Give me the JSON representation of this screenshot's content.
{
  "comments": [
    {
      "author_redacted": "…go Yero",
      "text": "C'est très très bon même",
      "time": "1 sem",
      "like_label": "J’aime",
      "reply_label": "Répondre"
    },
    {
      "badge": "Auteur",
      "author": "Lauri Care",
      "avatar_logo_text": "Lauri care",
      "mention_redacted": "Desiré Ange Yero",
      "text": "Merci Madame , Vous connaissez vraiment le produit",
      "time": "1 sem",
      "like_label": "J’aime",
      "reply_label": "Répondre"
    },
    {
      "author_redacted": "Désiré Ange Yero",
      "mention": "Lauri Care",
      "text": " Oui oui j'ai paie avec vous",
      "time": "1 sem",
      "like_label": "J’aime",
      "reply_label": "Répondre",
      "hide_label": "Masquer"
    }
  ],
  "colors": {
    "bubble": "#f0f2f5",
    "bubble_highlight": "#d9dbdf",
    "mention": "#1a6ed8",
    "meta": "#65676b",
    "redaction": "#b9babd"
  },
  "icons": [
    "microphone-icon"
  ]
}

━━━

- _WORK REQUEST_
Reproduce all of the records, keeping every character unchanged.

- _REPLY_
Give me the JSON representation of this screenshot's content.
{
  "comments": [
    {
      "author_redacted": "…go Yero",
      "text": "C'est très très bon même",
      "time": "1 sem",
      "like_label": "J’aime",
      "reply_label": "Répondre"
    },
    {
      "badge": "Auteur",
      "author": "Lauri Care",
      "avatar_logo_text": "Lauri care",
      "mention_redacted": "Desiré Ange Yero",
      "text": "Merci Madame , Vous connaissez vraiment le produit",
      "time": "1 sem",
      "like_label": "J’aime",
      "reply_label": "Répondre"
    },
    {
      "author_redacted": "Désiré Ange Yero",
      "mention": "Lauri Care",
      "text": " Oui oui j'ai paie avec vous",
      "time": "1 sem",
      "like_label": "J’aime",
      "reply_label": "Répondre",
      "hide_label": "Masquer"
    }
  ],
  "colors": {
    "bubble": "#f0f2f5",
    "bubble_highlight": "#d9dbdf",
    "mention": "#1a6ed8",
    "meta": "#65676b",
    "redaction": "#b9babd"
  },
  "icons": [
    "microphone-icon"
  ]
}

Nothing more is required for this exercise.